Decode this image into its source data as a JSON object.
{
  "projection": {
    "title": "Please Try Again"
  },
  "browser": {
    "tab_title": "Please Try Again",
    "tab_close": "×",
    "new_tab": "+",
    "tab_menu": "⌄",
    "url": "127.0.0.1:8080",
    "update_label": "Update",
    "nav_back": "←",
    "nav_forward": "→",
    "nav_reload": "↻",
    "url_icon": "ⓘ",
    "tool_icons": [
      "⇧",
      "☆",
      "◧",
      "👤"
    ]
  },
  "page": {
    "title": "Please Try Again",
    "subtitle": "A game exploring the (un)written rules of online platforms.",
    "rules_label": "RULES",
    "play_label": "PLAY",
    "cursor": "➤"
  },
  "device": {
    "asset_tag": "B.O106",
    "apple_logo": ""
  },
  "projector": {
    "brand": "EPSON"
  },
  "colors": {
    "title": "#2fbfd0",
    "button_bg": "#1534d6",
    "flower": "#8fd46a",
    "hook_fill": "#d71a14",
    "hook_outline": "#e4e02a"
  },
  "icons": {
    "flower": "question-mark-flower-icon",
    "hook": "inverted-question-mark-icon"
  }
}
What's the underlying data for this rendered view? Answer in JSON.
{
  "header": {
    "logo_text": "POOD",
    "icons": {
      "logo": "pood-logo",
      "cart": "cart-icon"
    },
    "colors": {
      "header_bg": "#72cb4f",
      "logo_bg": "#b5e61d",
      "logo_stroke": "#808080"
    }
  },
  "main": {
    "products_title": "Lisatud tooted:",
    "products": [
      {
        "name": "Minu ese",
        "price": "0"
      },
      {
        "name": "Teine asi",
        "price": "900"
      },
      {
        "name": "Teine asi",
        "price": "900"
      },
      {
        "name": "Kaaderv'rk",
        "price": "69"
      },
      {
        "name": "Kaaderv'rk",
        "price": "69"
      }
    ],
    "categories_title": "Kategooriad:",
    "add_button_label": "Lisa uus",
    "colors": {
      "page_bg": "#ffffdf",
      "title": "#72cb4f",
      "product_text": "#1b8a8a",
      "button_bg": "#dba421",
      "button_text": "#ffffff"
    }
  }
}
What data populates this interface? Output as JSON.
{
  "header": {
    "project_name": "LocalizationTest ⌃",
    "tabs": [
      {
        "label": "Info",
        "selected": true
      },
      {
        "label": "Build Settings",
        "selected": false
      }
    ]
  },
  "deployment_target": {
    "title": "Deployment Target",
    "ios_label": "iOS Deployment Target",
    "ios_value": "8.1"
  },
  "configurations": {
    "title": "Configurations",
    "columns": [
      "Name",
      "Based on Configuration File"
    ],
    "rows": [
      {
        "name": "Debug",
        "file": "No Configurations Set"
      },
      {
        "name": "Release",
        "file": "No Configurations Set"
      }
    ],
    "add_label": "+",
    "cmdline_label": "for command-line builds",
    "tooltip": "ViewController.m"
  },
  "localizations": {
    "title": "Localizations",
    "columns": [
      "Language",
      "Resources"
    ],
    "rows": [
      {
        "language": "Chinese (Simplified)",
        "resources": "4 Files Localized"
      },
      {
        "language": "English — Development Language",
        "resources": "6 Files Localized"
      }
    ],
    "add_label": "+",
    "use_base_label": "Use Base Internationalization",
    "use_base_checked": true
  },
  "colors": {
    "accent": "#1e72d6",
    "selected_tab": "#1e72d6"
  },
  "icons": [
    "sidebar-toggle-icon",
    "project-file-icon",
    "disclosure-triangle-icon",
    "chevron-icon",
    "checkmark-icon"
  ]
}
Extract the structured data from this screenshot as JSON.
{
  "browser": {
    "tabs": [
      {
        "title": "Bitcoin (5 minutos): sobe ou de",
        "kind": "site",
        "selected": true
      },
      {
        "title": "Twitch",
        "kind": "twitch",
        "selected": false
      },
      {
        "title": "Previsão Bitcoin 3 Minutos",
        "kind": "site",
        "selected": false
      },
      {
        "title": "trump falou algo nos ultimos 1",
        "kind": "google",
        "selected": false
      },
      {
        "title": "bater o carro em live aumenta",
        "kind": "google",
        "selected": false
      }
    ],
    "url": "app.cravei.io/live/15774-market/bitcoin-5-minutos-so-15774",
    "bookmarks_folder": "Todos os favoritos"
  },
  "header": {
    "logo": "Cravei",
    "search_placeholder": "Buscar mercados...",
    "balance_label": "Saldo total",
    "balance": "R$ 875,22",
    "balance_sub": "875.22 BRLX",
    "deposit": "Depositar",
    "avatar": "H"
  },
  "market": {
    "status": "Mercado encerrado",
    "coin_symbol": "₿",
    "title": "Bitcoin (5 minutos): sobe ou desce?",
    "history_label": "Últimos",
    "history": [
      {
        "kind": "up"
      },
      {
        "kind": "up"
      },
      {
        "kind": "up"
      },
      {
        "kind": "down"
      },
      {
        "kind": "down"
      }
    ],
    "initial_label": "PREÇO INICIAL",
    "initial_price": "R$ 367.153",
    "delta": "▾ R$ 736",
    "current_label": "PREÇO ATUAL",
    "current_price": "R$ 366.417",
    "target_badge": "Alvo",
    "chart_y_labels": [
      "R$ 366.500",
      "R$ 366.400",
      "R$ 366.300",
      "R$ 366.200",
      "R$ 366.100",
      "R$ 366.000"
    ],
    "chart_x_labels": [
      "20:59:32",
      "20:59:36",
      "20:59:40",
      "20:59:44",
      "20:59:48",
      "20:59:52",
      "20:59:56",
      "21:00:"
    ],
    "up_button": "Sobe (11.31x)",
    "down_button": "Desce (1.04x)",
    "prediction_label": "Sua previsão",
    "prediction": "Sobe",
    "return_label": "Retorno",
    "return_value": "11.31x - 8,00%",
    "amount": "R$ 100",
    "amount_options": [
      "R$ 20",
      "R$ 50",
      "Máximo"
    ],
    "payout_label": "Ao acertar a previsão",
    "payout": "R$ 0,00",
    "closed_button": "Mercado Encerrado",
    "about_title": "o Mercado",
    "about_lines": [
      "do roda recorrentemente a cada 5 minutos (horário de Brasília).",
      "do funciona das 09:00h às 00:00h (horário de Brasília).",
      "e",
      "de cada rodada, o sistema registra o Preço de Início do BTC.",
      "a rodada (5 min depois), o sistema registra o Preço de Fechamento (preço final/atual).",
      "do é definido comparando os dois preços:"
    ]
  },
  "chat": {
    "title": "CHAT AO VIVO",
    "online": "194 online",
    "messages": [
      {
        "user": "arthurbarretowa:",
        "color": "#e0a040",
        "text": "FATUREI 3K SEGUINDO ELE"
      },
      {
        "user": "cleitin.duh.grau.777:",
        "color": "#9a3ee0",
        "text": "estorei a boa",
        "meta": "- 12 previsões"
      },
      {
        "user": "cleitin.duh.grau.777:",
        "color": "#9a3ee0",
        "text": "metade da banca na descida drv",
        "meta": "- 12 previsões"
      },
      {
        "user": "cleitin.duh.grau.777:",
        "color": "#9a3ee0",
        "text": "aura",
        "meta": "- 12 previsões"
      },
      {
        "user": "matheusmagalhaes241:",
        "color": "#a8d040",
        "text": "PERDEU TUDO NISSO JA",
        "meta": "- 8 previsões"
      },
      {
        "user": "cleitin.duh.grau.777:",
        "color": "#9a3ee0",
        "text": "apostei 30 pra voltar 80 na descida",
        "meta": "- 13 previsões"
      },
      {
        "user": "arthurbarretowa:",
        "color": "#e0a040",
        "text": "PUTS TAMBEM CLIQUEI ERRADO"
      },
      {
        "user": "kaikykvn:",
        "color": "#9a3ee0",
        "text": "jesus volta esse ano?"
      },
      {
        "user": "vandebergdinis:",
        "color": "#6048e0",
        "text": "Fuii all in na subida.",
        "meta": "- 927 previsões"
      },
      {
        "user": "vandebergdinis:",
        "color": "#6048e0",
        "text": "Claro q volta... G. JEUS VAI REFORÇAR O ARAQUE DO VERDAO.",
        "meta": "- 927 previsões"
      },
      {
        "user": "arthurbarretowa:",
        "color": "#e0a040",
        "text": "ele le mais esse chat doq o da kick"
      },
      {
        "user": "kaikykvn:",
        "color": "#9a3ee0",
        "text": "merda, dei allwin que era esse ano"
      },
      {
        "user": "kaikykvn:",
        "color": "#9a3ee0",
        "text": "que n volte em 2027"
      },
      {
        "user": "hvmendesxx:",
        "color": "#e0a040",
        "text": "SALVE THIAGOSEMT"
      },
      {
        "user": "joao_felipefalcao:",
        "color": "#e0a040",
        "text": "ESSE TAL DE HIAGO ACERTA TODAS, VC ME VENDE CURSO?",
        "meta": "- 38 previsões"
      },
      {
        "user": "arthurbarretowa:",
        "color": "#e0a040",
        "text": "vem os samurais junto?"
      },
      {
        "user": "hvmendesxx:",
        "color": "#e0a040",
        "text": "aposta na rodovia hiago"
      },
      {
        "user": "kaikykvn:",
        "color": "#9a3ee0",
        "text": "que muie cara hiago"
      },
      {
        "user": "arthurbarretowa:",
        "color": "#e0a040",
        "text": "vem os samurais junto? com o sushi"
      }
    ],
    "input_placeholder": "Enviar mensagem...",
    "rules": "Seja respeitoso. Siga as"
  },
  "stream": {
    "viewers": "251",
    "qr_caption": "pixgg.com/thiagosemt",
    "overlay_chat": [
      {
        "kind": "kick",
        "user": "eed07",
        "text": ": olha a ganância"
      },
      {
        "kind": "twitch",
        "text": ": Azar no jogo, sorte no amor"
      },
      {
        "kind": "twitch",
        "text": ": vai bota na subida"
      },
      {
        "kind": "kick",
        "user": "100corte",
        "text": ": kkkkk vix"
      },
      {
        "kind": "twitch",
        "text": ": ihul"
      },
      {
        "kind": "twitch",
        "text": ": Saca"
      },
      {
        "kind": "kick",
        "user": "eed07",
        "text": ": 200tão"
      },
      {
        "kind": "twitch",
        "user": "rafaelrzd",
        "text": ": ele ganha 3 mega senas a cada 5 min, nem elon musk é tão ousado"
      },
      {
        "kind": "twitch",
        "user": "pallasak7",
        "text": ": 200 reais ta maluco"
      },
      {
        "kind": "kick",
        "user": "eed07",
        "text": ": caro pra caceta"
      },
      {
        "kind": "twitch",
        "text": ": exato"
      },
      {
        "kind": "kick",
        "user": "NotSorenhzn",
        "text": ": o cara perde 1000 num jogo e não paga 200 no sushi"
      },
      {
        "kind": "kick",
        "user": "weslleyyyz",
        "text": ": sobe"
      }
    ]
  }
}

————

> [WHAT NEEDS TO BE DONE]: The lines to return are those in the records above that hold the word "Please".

> [SOLUTION BELOW]:
    "title": "Please Try Again"
    "tab_title": "Please Try Again",
    "title": "Please Try Again",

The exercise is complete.